Several XB Coupes were, sadly, hurt in the making of this motion picture; in fact, about half a dozen were destroyed entirely.
“It’s a whole new universe, this movie, and we needed something to pin it together, and that’s the Interceptor, but (XB Coupes) are getting thinner and thinner on the ground and I feel bad now when I have to cut one up, or let the stunt driver do eight somersaults in one, which we did.”
Of course, there are some members of the public who will come to this film for more than just the absurd cars smashing spectacularly into one another, but apparently there is a “small, romantic drama” going on about a man refinding himself. And a woman, or two, and some dust.
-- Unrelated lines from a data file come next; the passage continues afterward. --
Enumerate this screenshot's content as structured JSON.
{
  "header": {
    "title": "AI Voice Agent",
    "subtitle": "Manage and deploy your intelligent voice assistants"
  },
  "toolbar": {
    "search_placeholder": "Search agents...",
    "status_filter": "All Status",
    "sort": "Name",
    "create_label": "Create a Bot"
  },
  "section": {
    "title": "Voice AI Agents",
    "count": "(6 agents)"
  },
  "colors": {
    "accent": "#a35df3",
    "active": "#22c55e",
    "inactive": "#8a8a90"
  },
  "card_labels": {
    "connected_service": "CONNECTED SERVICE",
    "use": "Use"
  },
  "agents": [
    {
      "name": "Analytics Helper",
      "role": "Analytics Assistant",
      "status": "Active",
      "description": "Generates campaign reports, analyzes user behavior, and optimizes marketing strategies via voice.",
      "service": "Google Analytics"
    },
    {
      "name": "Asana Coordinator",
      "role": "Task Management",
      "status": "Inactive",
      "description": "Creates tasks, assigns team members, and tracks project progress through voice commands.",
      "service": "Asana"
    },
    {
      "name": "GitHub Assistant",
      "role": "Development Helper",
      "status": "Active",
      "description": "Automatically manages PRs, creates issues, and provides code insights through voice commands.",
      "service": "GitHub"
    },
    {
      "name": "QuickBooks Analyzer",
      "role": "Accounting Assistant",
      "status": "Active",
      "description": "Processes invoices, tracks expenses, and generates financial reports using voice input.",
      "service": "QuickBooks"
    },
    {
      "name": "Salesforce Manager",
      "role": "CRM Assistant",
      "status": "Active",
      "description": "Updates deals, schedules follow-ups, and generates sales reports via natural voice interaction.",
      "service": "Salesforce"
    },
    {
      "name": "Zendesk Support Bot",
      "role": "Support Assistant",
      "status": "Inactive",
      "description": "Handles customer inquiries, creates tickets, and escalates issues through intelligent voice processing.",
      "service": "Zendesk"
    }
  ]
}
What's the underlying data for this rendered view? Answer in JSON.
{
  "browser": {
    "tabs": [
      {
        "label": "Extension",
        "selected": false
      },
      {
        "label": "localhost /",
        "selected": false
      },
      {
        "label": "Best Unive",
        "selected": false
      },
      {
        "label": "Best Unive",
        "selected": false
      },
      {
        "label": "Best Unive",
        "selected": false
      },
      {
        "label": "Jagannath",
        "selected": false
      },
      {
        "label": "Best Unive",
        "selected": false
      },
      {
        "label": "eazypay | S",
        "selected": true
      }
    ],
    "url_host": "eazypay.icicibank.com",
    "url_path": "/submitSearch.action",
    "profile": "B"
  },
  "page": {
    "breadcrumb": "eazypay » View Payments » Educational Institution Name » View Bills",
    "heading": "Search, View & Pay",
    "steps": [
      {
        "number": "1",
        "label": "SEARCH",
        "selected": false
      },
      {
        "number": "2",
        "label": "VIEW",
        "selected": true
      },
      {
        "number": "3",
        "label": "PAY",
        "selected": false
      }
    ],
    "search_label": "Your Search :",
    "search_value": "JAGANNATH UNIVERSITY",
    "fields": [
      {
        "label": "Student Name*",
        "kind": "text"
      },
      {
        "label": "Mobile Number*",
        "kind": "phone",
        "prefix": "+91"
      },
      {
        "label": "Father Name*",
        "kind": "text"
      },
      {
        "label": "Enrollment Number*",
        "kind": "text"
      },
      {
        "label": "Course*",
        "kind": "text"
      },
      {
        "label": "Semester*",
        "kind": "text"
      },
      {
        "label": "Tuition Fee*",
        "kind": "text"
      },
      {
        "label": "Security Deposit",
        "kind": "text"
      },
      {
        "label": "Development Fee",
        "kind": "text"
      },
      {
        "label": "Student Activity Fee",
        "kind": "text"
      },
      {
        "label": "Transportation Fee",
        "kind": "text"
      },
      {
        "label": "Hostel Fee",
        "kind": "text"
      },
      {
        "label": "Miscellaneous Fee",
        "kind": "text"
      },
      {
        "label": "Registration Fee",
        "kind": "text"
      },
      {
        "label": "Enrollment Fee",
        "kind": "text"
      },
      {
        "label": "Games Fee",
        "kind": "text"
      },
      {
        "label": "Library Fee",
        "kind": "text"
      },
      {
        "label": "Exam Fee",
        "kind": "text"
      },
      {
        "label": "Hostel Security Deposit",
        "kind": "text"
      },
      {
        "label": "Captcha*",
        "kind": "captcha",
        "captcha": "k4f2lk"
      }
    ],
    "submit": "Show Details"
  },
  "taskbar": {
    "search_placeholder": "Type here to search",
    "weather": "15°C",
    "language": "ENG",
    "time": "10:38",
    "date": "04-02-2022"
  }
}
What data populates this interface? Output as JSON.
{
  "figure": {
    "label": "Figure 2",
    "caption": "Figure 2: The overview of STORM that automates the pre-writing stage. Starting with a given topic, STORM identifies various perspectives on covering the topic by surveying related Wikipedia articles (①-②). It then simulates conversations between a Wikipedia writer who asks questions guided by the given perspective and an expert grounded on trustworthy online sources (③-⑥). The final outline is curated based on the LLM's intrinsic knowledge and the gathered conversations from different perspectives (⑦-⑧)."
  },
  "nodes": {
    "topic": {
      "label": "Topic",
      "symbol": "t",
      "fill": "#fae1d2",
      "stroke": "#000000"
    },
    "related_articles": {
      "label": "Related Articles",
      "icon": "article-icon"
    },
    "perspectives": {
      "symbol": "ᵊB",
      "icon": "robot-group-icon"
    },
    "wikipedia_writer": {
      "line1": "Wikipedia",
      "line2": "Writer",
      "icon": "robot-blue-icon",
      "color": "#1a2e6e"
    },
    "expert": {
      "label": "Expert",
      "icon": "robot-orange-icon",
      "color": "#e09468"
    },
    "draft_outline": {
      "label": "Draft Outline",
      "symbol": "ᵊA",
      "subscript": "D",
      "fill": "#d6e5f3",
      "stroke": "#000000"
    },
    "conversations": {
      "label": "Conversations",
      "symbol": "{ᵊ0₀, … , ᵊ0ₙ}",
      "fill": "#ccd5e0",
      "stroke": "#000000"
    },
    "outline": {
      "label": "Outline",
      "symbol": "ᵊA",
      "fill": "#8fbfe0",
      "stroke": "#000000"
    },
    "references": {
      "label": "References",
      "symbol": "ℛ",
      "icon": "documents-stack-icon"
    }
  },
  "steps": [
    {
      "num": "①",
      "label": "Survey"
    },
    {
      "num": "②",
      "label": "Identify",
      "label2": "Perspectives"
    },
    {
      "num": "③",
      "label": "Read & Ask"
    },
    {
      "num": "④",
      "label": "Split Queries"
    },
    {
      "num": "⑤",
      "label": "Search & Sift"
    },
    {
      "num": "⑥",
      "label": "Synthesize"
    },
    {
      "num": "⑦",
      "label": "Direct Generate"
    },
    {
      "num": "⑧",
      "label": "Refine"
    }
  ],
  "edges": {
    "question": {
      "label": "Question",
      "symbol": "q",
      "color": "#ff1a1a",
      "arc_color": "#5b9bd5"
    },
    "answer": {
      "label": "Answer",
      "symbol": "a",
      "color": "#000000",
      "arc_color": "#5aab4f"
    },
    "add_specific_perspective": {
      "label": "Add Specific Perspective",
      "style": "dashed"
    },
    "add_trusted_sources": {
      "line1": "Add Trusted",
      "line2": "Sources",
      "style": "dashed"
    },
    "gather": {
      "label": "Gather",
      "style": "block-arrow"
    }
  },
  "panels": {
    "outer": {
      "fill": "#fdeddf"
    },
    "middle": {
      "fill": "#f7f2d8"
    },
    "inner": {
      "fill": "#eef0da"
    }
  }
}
“It’s just that the romantic drama happens simultaneously with the most car mayhem we could create. We tried to do the most real live stunts with real live cars that we could do, to build a movie that battles physics. I have a real distaste for movies like Fast and the Furious, because none of the physics makes sense.
Cars can’t actually do those things.
“We’ve tried to make the last great action movie, with real action. All those guys bouncing around on 20-foot poles, driving flat-out across deserts, it’s all real.
And there are a couple of fantastic explosions that people won’t forget, too.”
Mad Mad: Fury Road in cinemas now.
ONLY one actor has returned from the original, now almost vintage Mad Max film, Hugh Keays-Byrne (above).
Now a strapping 67-year-old, Keays-Byrne was the bad guy, Toecutter, in the original and returns in Fury Road as the even badder guy called Immortan Joe. He certainly looks a lot scarier this time, wearing a mask with horse teeth on it and some Darth Vader-style vacuum pipes.
Aussie stunt guy Bruce Garland says Keays-Byrne was a hoot on set, constantly walking around freaking people out in full costume: “He’s a great bloke, Hugh, and hilarious, but it turns out there’s no money in being a bad guy. I asked him how much he made out of Mad Max and he told me it was $2000. Mel Gibson goes on to become a huge star and a hero, but poor Hugh is the bad guy. Never works out for them does, it? Look at Darth Vader.”